By Jeffrey Cohen, Investment Advisor Representative, Illinois
US Advanced Computing Infrastructure, Inc.
We saw a few articles today about Q4 earnings. People say they will be disappointing. People are worried that companies are not earning as much now as they did a year or two ago.
Well, we have a different explanation for this concern over earnings.
This has the potential to be a very long BLOGpost or a formal article, so we will just 'cut to the chase' and share our methodology and high level findings very casually. We look for time to write this up more formally.
1. We read the law. Here is the text of H.R. 5376, and we attach the file below. I think it says that any firm that has $100M in profit on average over the past three years has to pay it (tax is on net income, as stated in financial statements, not tax accounting). It also applies to any company that earns $1B in any one year. It excludes sole proprietorships, REITS and other specialty investment firms.
2. We run our model and as part of it we produce a spreadsheet. It lists all firms that pass our data validation, and includes the firm's net income for the past year. One key data validation is that they are actively traded and another was they had to have an equity market capitalization of $100M or more. They also have to be US listed stocks, and we manually remove non-US companies that are US listed. Could be errors in the data provided by our premium market data services provider, and could be firms with positive net income > $100M that are worth less than $100M or don't trade very often. It also completely excludes privately held firms.
3. We removed stocks that have errors in their net income. We produce a value of '999,999,999' and then delete it. In total, there are 1,100 high liquid stocks that have $100M or more in net income this past year.
4. We sum (like in excel) the total net income of all the stocks with net income this year of $100M or more. The total earnings is $2.05 Trillion US Dollars. The total is huge, and I am surprised by the net income of US corporations. If the Q3 2022 US GDP is $25,723 Billion US Dollars (Source: FRED GDP here), then 8% of our US GDP is earned by large US corporations, and that amount will now be taxed with an AMT of 15%.
5. The Alternative Minimum Tax casts a wide net. Large, publicly traded US Corporations that are headquartered in the US report a net income of $2.05T, or 8% of our $25.7T economy. That seems reasonable. Their minimum tax will be $300B in 2023. We don't know how much they pay currently, so the incremental amount is up to $300B
6. Now, what did we miss with the $300B / year estimate?
a. Any companies that are owned by multinational corporations. The law could be read to reach in and take 15% of all of their global income, but let's assume it is 15% of the total net income (absent transfer pricing shenanigans), of the US business.
b. Any privately held business with $100M of net income or more.
A simple estimate of foreign owned firms (e.g., Honda, Samsung) and privately held businesses (Maritz, Cargill, and private equity owned firms) could add ~30% (+/- 50%) to this total. So, we add 30% to the $300B estimate and we hit $390B in potential corporate tax raised.

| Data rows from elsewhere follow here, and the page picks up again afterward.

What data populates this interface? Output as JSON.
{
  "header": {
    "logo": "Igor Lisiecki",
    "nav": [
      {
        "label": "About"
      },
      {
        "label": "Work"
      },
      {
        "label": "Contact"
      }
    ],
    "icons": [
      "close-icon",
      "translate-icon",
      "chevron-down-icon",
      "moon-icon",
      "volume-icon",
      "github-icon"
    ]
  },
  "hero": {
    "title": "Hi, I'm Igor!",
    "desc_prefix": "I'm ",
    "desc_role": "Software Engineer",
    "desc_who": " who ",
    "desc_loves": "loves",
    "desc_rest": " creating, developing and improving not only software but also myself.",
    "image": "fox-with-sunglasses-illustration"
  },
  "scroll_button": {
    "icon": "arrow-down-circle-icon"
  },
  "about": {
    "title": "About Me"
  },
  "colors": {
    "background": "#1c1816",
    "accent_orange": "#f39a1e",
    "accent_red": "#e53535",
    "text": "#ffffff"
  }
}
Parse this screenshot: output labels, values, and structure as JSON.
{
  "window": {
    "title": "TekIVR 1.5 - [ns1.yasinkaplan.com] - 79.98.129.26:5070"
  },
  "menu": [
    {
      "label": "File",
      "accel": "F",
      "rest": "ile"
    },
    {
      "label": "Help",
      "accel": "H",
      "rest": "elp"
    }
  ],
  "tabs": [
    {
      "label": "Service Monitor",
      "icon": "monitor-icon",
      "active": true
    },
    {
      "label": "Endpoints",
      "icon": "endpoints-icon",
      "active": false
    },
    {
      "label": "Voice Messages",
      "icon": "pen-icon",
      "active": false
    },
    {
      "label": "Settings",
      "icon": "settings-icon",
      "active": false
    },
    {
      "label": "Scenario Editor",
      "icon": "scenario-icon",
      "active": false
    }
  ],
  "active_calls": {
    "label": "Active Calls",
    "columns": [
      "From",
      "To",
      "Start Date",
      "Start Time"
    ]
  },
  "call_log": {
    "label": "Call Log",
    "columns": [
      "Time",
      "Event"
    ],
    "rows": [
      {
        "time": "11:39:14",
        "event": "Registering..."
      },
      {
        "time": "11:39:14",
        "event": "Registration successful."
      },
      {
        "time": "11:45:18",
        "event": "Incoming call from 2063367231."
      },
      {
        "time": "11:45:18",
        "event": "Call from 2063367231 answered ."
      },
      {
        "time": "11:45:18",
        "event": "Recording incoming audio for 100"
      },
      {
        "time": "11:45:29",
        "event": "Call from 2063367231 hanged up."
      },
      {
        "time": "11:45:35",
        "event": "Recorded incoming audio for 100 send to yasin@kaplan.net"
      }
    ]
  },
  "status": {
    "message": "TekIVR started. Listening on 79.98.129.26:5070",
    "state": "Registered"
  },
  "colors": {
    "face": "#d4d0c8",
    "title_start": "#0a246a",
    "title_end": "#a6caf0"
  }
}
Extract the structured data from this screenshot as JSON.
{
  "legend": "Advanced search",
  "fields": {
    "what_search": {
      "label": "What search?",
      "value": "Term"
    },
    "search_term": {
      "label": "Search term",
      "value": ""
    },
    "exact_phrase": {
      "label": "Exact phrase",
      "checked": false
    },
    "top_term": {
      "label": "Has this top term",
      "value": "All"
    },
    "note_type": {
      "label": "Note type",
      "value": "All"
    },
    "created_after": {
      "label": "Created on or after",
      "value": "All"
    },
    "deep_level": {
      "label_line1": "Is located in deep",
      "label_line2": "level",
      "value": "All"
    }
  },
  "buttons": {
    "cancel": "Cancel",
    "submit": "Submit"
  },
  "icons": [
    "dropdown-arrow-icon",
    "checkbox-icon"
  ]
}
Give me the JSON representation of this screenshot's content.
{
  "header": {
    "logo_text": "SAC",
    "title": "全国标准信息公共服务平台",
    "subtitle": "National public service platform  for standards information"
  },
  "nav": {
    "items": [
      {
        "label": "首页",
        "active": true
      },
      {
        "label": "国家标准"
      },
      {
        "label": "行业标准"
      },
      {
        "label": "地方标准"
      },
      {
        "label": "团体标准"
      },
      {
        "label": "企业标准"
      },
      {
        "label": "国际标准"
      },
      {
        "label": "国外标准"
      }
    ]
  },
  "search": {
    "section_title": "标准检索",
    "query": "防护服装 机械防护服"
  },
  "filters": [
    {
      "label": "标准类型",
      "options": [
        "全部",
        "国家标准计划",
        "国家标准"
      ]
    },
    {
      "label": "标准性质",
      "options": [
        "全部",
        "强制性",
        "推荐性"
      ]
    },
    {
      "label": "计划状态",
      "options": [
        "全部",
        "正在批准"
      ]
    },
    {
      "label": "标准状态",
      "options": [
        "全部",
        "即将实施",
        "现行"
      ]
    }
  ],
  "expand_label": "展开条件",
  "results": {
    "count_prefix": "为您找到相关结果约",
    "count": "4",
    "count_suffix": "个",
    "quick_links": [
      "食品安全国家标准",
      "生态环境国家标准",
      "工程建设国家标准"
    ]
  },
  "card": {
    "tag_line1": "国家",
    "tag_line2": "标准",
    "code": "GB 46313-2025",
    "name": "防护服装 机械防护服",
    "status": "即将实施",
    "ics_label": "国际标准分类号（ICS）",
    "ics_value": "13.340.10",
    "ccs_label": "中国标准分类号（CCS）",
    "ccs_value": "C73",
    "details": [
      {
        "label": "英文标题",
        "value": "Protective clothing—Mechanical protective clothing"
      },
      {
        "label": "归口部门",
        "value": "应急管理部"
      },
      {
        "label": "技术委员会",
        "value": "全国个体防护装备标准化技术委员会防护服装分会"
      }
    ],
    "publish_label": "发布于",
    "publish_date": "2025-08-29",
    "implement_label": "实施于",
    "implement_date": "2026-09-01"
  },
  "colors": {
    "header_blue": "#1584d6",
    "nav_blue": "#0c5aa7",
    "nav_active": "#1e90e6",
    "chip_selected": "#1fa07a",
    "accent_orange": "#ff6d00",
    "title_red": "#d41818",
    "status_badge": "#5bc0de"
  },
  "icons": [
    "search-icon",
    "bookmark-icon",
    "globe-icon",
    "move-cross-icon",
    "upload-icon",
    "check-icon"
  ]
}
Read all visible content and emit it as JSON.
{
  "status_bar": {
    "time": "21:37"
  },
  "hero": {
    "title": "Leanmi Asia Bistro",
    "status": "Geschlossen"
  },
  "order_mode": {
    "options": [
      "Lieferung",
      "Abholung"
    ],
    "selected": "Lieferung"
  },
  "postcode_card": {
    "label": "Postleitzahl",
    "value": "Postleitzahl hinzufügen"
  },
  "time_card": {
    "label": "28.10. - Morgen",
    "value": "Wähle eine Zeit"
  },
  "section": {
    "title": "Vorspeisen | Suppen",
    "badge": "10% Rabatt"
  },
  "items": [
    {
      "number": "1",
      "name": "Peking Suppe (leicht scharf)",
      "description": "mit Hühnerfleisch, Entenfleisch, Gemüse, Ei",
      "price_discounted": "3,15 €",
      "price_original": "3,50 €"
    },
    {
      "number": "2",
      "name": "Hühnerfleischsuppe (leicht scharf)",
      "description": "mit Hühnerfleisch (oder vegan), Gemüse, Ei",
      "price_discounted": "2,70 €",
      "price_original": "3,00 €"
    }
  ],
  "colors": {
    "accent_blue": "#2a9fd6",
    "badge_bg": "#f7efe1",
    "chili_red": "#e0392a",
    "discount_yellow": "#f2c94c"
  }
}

Finally, we know how much money the US Federal Government collects in Current Tax Receipts on Corporate Income. That amount is $340.6B per year. Source: FRED Taxes on corporate income, series B075RC1Q027SBEA found here.
So, we know that current taxes are $340.6B and AMT taxes will be $390B.
How to calculate the 'extra' tax revenue raised by the AMT?
This is where it gets complicated. What do we know vs. what have we heard as rumors?
So, by way of an intuitive guess, I would say that firms will take a harder look at their net income reported by their business, and this could overall reduce net income reported by US corporation, although that amount of reduction may not be significant.
Finally, we SWAG that the revenue raised by this Corporate AMT will be $200B / year in 2023, and is highly dependent on the top 50 most profitable corporations. If they take tax avoidance action, then the funds raised may be significantly lower.
We published this article on Medium.
Jeffrey Cohen, President and Investment Advisor Representative